**What the task asks**
Please return each line of the listing exactly as given.

**Study material**
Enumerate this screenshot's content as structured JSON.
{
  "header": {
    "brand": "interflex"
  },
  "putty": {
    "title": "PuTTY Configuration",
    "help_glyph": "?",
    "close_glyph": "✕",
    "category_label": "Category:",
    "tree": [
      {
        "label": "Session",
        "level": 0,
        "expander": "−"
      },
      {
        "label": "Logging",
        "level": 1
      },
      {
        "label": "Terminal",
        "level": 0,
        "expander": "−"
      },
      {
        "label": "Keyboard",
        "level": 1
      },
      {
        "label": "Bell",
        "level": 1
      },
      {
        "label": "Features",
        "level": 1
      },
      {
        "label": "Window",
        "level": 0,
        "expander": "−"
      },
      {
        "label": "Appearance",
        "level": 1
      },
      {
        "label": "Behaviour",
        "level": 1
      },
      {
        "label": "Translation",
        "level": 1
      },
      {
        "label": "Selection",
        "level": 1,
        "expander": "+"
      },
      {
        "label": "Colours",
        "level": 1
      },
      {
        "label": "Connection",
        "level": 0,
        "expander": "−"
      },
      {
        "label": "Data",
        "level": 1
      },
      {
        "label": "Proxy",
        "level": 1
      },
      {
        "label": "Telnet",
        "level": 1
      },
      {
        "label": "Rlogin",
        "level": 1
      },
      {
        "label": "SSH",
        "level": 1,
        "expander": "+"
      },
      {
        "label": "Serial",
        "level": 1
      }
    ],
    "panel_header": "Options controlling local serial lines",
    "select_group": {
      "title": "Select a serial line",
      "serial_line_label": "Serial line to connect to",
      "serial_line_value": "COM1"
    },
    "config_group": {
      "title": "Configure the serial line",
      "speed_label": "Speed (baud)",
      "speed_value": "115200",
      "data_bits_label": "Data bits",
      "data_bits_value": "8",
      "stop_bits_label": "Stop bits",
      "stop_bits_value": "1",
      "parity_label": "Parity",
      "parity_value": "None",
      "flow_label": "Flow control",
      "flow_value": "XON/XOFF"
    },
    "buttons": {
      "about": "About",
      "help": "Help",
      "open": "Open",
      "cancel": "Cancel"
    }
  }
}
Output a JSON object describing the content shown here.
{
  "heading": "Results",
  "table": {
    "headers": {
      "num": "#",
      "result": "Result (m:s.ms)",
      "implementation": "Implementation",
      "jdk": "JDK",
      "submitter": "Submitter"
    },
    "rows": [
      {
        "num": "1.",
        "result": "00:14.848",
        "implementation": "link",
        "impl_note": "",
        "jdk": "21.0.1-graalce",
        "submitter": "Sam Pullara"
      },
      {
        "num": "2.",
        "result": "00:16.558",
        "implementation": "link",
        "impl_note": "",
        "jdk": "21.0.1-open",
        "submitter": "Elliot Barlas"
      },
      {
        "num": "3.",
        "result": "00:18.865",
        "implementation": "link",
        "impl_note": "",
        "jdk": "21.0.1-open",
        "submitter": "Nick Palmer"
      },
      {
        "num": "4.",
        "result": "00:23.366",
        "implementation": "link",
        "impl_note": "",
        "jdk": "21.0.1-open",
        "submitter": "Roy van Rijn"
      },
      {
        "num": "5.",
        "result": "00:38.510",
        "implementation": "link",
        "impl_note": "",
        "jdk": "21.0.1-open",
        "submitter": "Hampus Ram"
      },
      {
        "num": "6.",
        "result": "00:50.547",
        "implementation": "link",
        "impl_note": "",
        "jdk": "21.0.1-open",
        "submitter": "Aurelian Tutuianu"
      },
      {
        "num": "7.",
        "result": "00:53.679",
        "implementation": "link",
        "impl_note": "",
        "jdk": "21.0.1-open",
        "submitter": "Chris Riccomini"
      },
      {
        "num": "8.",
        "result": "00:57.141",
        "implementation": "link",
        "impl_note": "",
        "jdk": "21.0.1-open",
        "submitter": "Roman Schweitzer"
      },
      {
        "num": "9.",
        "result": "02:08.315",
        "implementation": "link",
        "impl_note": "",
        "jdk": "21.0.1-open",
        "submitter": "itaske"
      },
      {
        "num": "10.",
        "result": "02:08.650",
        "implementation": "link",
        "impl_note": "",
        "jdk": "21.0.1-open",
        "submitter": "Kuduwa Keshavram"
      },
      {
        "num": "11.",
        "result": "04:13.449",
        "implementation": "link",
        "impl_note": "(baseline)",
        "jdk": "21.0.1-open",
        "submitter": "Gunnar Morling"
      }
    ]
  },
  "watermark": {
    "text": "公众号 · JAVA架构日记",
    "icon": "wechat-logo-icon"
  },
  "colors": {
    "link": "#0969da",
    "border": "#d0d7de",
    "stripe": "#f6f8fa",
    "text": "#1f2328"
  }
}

**Exercise solution**
Enumerate this screenshot's content as structured JSON.
{
  "header": {
    "brand": "interflex"
  },
  "putty": {
    "title": "PuTTY Configuration",
    "help_glyph": "?",
    "close_glyph": "✕",
    "category_label": "Category:",
    "tree": [
      {
        "label": "Session",
        "level": 0,
        "expander": "−"
      },
      {
        "label": "Logging",
        "level": 1
      },
      {
        "label": "Terminal",
        "level": 0,
        "expander": "−"
      },
      {
        "label": "Keyboard",
        "level": 1
      },
      {
        "label": "Bell",
        "level": 1
      },
      {
        "label": "Features",
        "level": 1
      },
      {
        "label": "Window",
        "level": 0,
        "expander": "−"
      },
      {
        "label": "Appearance",
        "level": 1
      },
      {
        "label": "Behaviour",
        "level": 1
      },
      {
        "label": "Translation",
        "level": 1
      },
      {
        "label": "Selection",
        "level": 1,
        "expander": "+"
      },
      {
        "label": "Colours",
        "level": 1
      },
      {
        "label": "Connection",
        "level": 0,
        "expander": "−"
      },
      {
        "label": "Data",
        "level": 1
      },
      {
        "label": "Proxy",
        "level": 1
      },
      {
        "label": "Telnet",
        "level": 1
      },
      {
        "label": "Rlogin",
        "level": 1
      },
      {
        "label": "SSH",
        "level": 1,
        "expander": "+"
      },
      {
        "label": "Serial",
        "level": 1
      }
    ],
    "panel_header": "Options controlling local serial lines",
    "select_group": {
      "title": "Select a serial line",
      "serial_line_label": "Serial line to connect to",
      "serial_line_value": "COM1"
    },
    "config_group": {
      "title": "Configure the serial line",
      "speed_label": "Speed (baud)",
      "speed_value": "115200",
      "data_bits_label": "Data bits",
      "data_bits_value": "8",
      "stop_bits_label": "Stop bits",
      "stop_bits_value": "1",
      "parity_label": "Parity",
      "parity_value": "None",
      "flow_label": "Flow control",
      "flow_value": "XON/XOFF"
    },
    "buttons": {
      "about": "About",
      "help": "Help",
      "open": "Open",
      "cancel": "Cancel"
    }
  }
}
Output a JSON object describing the content shown here.
{
  "heading": "Results",
  "table": {
    "headers": {
      "num": "#",
      "result": "Result (m:s.ms)",
      "implementation": "Implementation",
      "jdk": "JDK",
      "submitter": "Submitter"
    },
    "rows": [
      {
        "num": "1.",
        "result": "00:14.848",
        "implementation": "link",
        "impl_note": "",
        "jdk": "21.0.1-graalce",
        "submitter": "Sam Pullara"
      },
      {
        "num": "2.",
        "result": "00:16.558",
        "implementation": "link",
        "impl_note": "",
        "jdk": "21.0.1-open",
        "submitter": "Elliot Barlas"
      },
      {
        "num": "3.",
        "result": "00:18.865",
        "implementation": "link",
        "impl_note": "",
        "jdk": "21.0.1-open",
        "submitter": "Nick Palmer"
      },
      {
        "num": "4.",
        "result": "00:23.366",
        "implementation": "link",
        "impl_note": "",
        "jdk": "21.0.1-open",
        "submitter": "Roy van Rijn"
      },
      {
        "num": "5.",
        "result": "00:38.510",
        "implementation": "link",
        "impl_note": "",
        "jdk": "21.0.1-open",
        "submitter": "Hampus Ram"
      },
      {
        "num": "6.",
        "result": "00:50.547",
        "implementation": "link",
        "impl_note": "",
        "jdk": "21.0.1-open",
        "submitter": "Aurelian Tutuianu"
      },
      {
        "num": "7.",
        "result": "00:53.679",
        "implementation": "link",
        "impl_note": "",
        "jdk": "21.0.1-open",
        "submitter": "Chris Riccomini"
      },
      {
        "num": "8.",
        "result": "00:57.141",
        "implementation": "link",
        "impl_note": "",
        "jdk": "21.0.1-open",
        "submitter": "Roman Schweitzer"
      },
      {
        "num": "9.",
        "result": "02:08.315",
        "implementation": "link",
        "impl_note": "",
        "jdk": "21.0.1-open",
        "submitter": "itaske"
      },
      {
        "num": "10.",
        "result": "02:08.650",
        "implementation": "link",
        "impl_note": "",
        "jdk": "21.0.1-open",
        "submitter": "Kuduwa Keshavram"
      },
      {
        "num": "11.",
        "result": "04:13.449",
        "implementation": "link",
        "impl_note": "(baseline)",
        "jdk": "21.0.1-open",
        "submitter": "Gunnar Morling"
      }
    ]
  },
  "watermark": {
    "text": "公众号 · JAVA架构日记",
    "icon": "wechat-logo-icon"
  },
  "colors": {
    "link": "#0969da",
    "border": "#d0d7de",
    "stripe": "#f6f8fa",
    "text": "#1f2328"
  }
}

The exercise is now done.